Task to carry out: The records below must be output exactly, without pictures.

______________________________

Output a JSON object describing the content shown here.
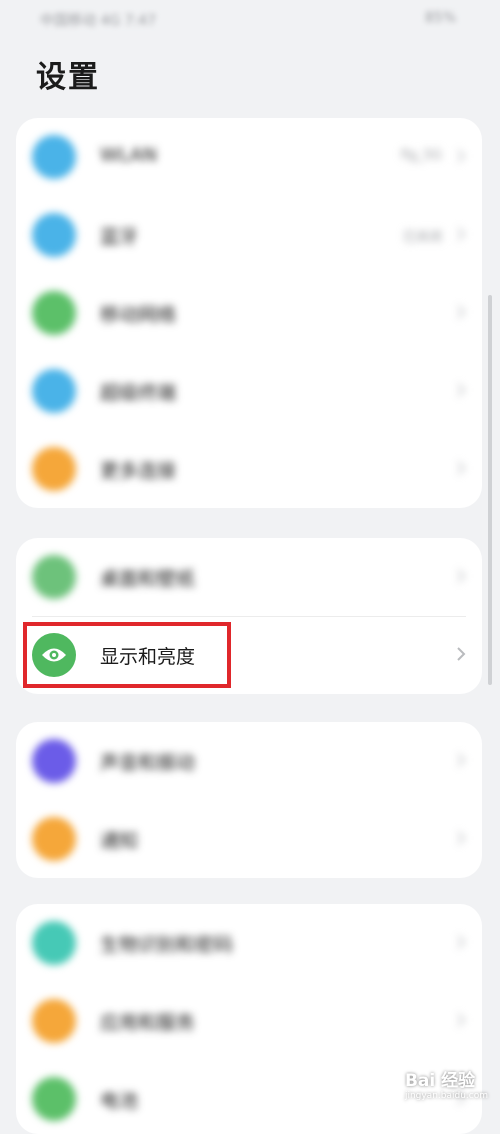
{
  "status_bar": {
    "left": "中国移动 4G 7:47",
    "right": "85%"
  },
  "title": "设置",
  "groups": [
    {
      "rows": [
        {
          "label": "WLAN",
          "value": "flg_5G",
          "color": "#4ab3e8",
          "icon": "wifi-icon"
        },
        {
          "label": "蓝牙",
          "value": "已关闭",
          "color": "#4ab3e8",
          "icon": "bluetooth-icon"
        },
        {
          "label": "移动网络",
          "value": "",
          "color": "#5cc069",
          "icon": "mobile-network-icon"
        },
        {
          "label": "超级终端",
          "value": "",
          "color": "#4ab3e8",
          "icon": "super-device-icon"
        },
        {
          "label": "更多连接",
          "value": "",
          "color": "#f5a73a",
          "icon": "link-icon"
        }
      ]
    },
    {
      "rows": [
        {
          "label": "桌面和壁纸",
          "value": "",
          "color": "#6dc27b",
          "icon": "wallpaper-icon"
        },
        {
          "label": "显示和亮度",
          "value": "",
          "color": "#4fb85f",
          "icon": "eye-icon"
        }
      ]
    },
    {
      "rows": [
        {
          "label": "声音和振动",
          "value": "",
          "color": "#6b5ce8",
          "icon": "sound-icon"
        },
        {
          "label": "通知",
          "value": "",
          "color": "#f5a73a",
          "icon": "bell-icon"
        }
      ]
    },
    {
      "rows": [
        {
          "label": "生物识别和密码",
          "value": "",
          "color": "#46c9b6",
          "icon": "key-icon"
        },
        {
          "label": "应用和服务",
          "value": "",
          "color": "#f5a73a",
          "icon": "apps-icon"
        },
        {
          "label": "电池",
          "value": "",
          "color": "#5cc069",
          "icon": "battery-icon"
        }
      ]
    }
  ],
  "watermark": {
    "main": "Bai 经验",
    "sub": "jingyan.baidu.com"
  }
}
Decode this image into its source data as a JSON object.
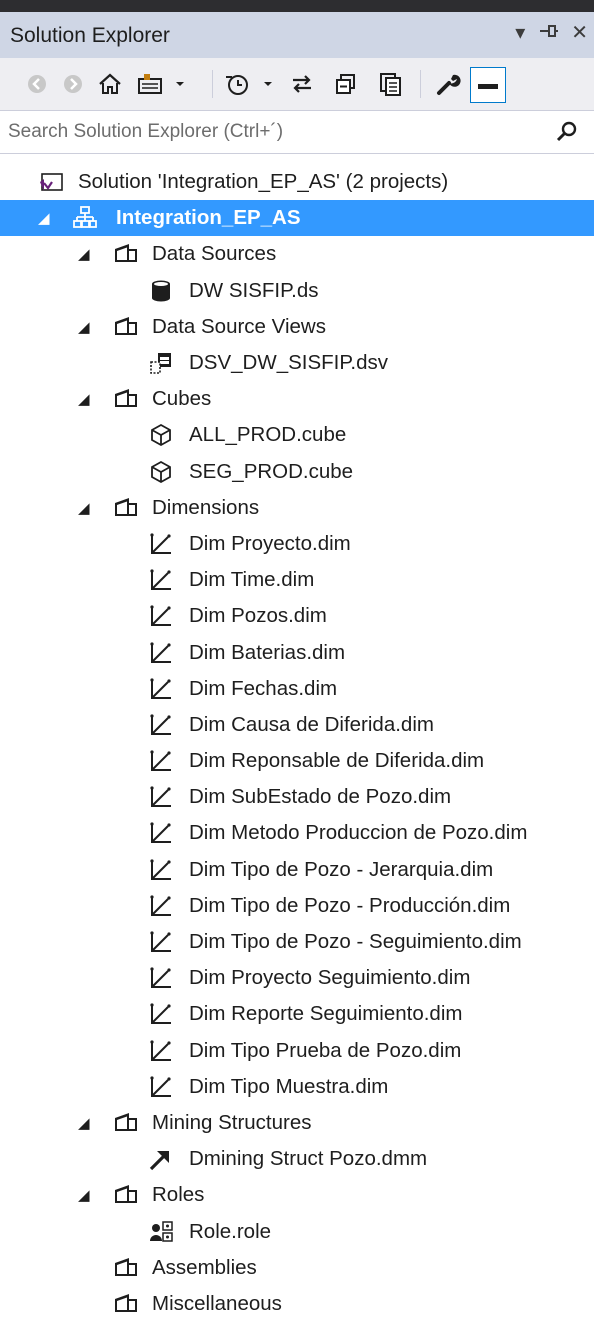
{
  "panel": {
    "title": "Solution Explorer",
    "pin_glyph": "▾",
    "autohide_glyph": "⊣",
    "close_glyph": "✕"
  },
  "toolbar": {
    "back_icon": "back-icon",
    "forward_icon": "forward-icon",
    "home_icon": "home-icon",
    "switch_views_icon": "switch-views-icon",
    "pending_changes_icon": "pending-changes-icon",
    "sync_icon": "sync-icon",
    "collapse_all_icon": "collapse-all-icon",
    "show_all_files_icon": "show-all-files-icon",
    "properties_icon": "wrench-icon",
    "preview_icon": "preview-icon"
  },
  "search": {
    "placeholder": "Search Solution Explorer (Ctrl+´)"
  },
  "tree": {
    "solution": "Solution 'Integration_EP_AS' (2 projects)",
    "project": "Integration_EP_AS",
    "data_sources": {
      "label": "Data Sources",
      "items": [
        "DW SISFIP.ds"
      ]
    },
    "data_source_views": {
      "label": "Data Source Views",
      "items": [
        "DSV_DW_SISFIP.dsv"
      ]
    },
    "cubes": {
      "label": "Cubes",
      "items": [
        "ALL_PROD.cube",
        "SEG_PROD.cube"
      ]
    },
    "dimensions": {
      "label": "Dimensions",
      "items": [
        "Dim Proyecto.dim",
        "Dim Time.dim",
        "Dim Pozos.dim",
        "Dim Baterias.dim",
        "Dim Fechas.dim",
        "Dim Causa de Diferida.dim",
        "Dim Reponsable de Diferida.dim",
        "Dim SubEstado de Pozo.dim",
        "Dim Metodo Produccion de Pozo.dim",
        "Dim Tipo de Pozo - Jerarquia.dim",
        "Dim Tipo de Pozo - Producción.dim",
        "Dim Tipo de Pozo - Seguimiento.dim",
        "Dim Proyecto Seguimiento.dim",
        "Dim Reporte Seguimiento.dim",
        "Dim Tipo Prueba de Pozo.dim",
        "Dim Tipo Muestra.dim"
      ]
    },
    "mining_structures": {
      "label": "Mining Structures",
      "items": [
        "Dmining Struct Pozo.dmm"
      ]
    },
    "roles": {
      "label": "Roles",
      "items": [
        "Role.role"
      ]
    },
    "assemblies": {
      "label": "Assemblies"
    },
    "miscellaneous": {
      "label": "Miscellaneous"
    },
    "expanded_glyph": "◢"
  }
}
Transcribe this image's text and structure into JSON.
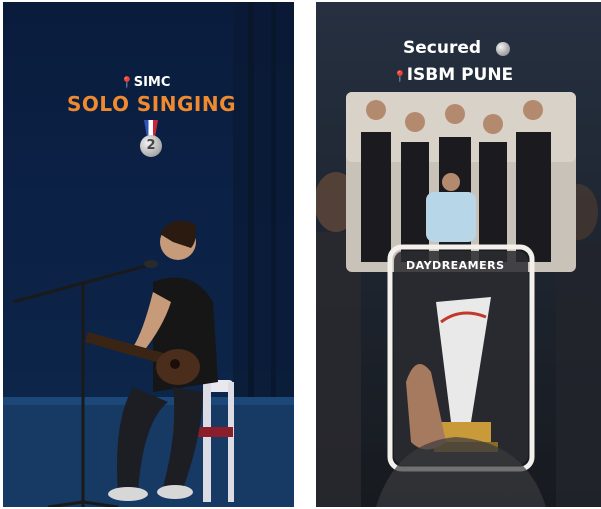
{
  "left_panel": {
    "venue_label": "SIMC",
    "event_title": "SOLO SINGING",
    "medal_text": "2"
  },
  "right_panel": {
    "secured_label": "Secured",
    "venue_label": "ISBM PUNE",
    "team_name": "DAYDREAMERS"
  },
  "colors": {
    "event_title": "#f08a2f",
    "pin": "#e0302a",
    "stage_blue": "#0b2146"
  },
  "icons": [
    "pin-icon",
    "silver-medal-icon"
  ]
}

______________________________

Answer to this problem:
Output a JSON object describing the content shown here.
{
  "status_bar": {
    "left": "中国移动 4G 7:47",
    "right": "85%"
  },
  "title": "设置",
  "groups": [
    {
      "rows": [
        {
          "label": "WLAN",
          "value": "flg_5G",
          "color": "#4ab3e8",
          "icon": "wifi-icon"
        },
        {
          "label": "蓝牙",
          "value": "已关闭",
          "color": "#4ab3e8",
          "icon": "bluetooth-icon"
        },
        {
          "label": "移动网络",
          "value": "",
          "color": "#5cc069",
          "icon": "mobile-network-icon"
        },
        {
          "label": "超级终端",
          "value": "",
          "color": "#4ab3e8",
          "icon": "super-device-icon"
        },
        {
          "label": "更多连接",
          "value": "",
          "color": "#f5a73a",
          "icon": "link-icon"
        }
      ]
    },
    {
      "rows": [
        {
          "label": "桌面和壁纸",
          "value": "",
          "color": "#6dc27b",
          "icon": "wallpaper-icon"
        },
        {
          "label": "显示和亮度",
          "value": "",
          "color": "#4fb85f",
          "icon": "eye-icon"
        }
      ]
    },
    {
      "rows": [
        {
          "label": "声音和振动",
          "value": "",
          "color": "#6b5ce8",
          "icon": "sound-icon"
        },
        {
          "label": "通知",
          "value": "",
          "color": "#f5a73a",
          "icon": "bell-icon"
        }
      ]
    },
    {
      "rows": [
        {
          "label": "生物识别和密码",
          "value": "",
          "color": "#46c9b6",
          "icon": "key-icon"
        },
        {
          "label": "应用和服务",
          "value": "",
          "color": "#f5a73a",
          "icon": "apps-icon"
        },
        {
          "label": "电池",
          "value": "",
          "color": "#5cc069",
          "icon": "battery-icon"
        }
      ]
    }
  ],
  "watermark": {
    "main": "Bai 经验",
    "sub": "jingyan.baidu.com"
  }
}
Decode this image into its source data as a JSON object.
{
  "panel": {
    "title": "Solution Explorer",
    "pin_glyph": "▾",
    "autohide_glyph": "⊣",
    "close_glyph": "✕"
  },
  "toolbar": {
    "back_icon": "back-icon",
    "forward_icon": "forward-icon",
    "home_icon": "home-icon",
    "switch_views_icon": "switch-views-icon",
    "pending_changes_icon": "pending-changes-icon",
    "sync_icon": "sync-icon",
    "collapse_all_icon": "collapse-all-icon",
    "show_all_files_icon": "show-all-files-icon",
    "properties_icon": "wrench-icon",
    "preview_icon": "preview-icon"
  },
  "search": {
    "placeholder": "Search Solution Explorer (Ctrl+´)"
  },
  "tree": {
    "solution": "Solution 'Integration_EP_AS' (2 projects)",
    "project": "Integration_EP_AS",
    "data_sources": {
      "label": "Data Sources",
      "items": [
        "DW SISFIP.ds"
      ]
    },
    "data_source_views": {
      "label": "Data Source Views",
      "items": [
        "DSV_DW_SISFIP.dsv"
      ]
    },
    "cubes": {
      "label": "Cubes",
      "items": [
        "ALL_PROD.cube",
        "SEG_PROD.cube"
      ]
    },
    "dimensions": {
      "label": "Dimensions",
      "items": [
        "Dim Proyecto.dim",
        "Dim Time.dim",
        "Dim Pozos.dim",
        "Dim Baterias.dim",
        "Dim Fechas.dim",
        "Dim Causa de Diferida.dim",
        "Dim Reponsable de Diferida.dim",
        "Dim SubEstado de Pozo.dim",
        "Dim Metodo Produccion de Pozo.dim",
        "Dim Tipo de Pozo - Jerarquia.dim",
        "Dim Tipo de Pozo - Producción.dim",
        "Dim Tipo de Pozo - Seguimiento.dim",
        "Dim Proyecto Seguimiento.dim",
        "Dim Reporte Seguimiento.dim",
        "Dim Tipo Prueba de Pozo.dim",
        "Dim Tipo Muestra.dim"
      ]
    },
    "mining_structures": {
      "label": "Mining Structures",
      "items": [
        "Dmining Struct Pozo.dmm"
      ]
    },
    "roles": {
      "label": "Roles",
      "items": [
        "Role.role"
      ]
    },
    "assemblies": {
      "label": "Assemblies"
    },
    "miscellaneous": {
      "label": "Miscellaneous"
    },
    "expanded_glyph": "◢"
  }
}
Transcribe this image's text and structure into JSON.
{
  "left_panel": {
    "venue_label": "SIMC",
    "event_title": "SOLO SINGING",
    "medal_text": "2"
  },
  "right_panel": {
    "secured_label": "Secured",
    "venue_label": "ISBM PUNE",
    "team_name": "DAYDREAMERS"
  },
  "colors": {
    "event_title": "#f08a2f",
    "pin": "#e0302a",
    "stage_blue": "#0b2146"
  },
  "icons": [
    "pin-icon",
    "silver-medal-icon"
  ]
}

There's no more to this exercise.